Records shown:
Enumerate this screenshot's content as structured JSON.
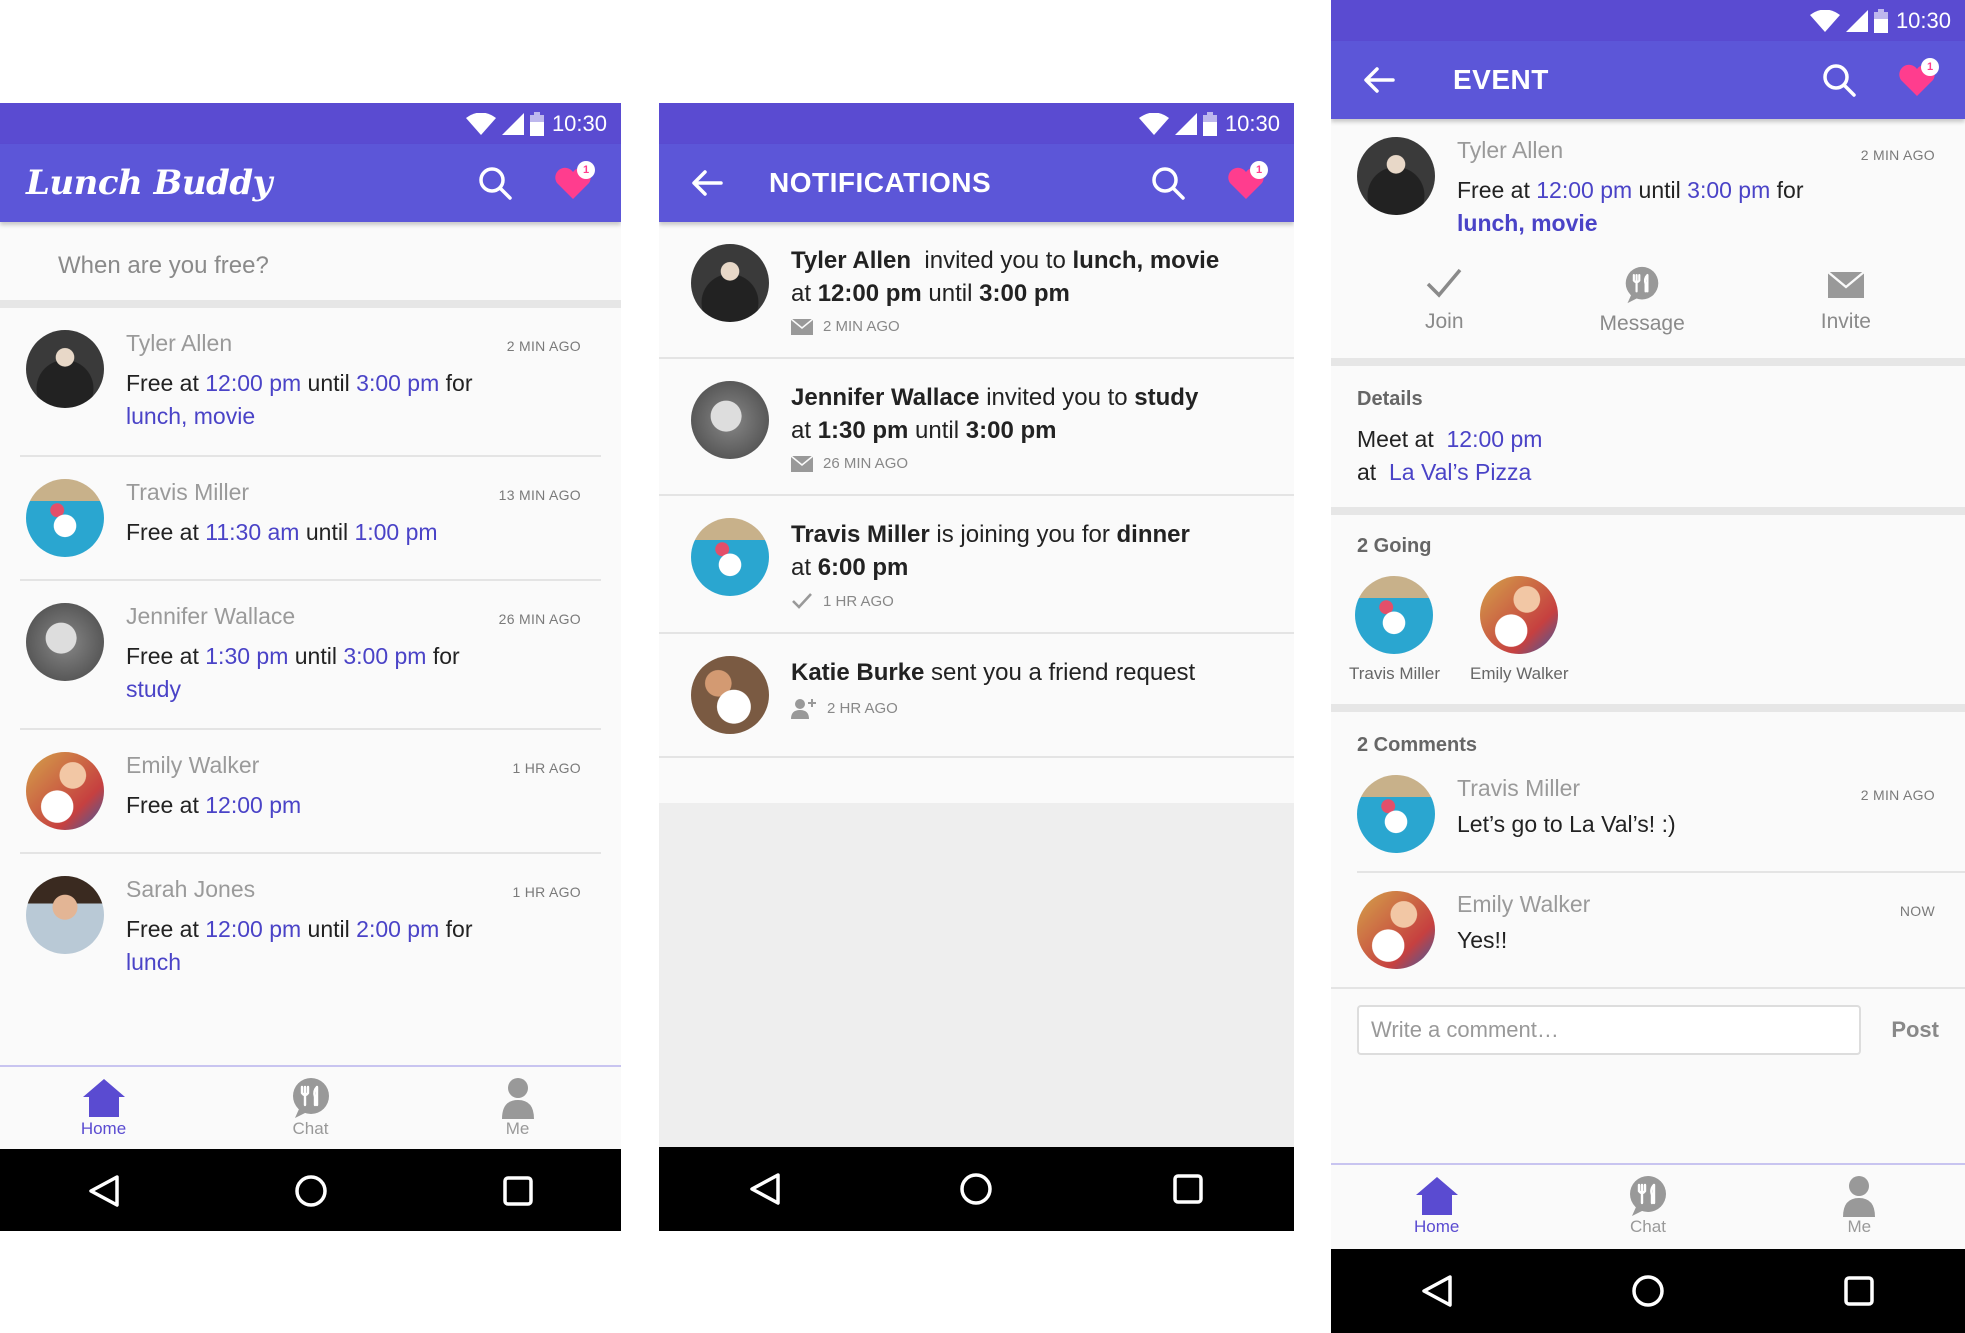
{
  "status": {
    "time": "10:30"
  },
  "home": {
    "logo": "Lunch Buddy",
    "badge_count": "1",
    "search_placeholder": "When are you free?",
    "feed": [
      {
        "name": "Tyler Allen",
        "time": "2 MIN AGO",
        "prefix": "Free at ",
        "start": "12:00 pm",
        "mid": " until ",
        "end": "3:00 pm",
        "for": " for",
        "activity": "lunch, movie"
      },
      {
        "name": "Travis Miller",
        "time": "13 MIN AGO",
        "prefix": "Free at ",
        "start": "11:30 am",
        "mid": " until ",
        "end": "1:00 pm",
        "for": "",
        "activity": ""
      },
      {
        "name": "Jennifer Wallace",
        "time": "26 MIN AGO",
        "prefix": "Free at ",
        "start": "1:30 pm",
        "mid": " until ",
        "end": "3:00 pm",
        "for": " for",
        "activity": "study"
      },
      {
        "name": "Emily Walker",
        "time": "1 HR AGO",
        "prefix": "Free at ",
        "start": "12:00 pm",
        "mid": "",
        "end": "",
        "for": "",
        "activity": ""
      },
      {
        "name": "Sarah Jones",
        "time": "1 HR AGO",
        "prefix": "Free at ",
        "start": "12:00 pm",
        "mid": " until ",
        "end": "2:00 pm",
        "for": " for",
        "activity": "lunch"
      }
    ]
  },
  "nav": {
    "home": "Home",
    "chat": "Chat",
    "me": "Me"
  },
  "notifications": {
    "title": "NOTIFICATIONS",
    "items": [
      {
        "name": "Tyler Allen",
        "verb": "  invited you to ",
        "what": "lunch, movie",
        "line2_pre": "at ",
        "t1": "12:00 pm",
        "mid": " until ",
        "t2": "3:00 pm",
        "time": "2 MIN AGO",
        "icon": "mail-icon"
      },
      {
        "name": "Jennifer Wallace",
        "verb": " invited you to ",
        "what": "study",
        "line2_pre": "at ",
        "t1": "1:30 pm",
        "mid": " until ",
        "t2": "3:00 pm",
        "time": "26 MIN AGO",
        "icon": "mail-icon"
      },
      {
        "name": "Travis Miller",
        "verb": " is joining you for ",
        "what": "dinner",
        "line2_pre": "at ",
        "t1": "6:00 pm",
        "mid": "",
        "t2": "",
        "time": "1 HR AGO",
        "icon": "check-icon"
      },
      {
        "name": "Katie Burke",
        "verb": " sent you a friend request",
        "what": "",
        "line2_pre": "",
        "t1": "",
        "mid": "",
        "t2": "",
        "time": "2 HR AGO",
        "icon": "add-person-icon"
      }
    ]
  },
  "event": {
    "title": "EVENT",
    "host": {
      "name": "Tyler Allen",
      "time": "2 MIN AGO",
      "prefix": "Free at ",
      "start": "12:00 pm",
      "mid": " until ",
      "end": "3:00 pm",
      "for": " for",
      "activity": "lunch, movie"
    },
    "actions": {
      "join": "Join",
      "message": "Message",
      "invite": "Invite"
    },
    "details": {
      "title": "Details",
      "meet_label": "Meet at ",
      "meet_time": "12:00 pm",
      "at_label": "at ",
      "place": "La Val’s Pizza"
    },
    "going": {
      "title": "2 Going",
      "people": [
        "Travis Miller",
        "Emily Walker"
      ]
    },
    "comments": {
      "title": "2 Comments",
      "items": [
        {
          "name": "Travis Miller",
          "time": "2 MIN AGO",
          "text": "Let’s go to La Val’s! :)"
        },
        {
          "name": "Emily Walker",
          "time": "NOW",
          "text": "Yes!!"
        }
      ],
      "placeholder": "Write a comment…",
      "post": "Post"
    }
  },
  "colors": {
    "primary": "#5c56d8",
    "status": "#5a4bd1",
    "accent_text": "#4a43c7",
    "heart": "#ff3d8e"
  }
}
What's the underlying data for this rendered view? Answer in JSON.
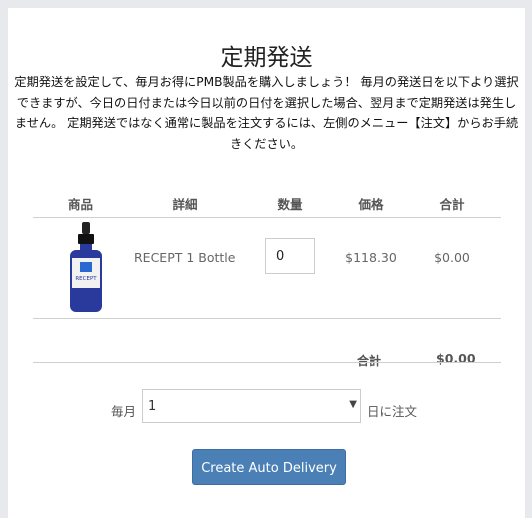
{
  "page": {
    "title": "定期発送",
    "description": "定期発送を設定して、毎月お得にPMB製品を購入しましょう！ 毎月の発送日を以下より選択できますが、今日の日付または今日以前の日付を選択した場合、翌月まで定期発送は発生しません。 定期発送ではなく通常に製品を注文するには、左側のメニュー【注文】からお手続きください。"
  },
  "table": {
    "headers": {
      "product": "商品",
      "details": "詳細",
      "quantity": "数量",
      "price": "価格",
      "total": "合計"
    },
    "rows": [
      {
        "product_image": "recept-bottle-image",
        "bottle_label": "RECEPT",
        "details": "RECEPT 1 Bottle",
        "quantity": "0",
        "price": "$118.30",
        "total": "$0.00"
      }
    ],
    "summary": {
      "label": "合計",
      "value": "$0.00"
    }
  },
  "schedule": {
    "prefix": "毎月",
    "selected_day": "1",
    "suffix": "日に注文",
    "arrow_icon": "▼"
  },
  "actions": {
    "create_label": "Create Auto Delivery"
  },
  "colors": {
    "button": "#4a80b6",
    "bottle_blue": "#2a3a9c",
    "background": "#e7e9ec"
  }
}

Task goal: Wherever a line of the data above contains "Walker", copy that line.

Task response:
        "name": "Emily Walker",
        "Emily Walker"
          "name": "Emily Walker",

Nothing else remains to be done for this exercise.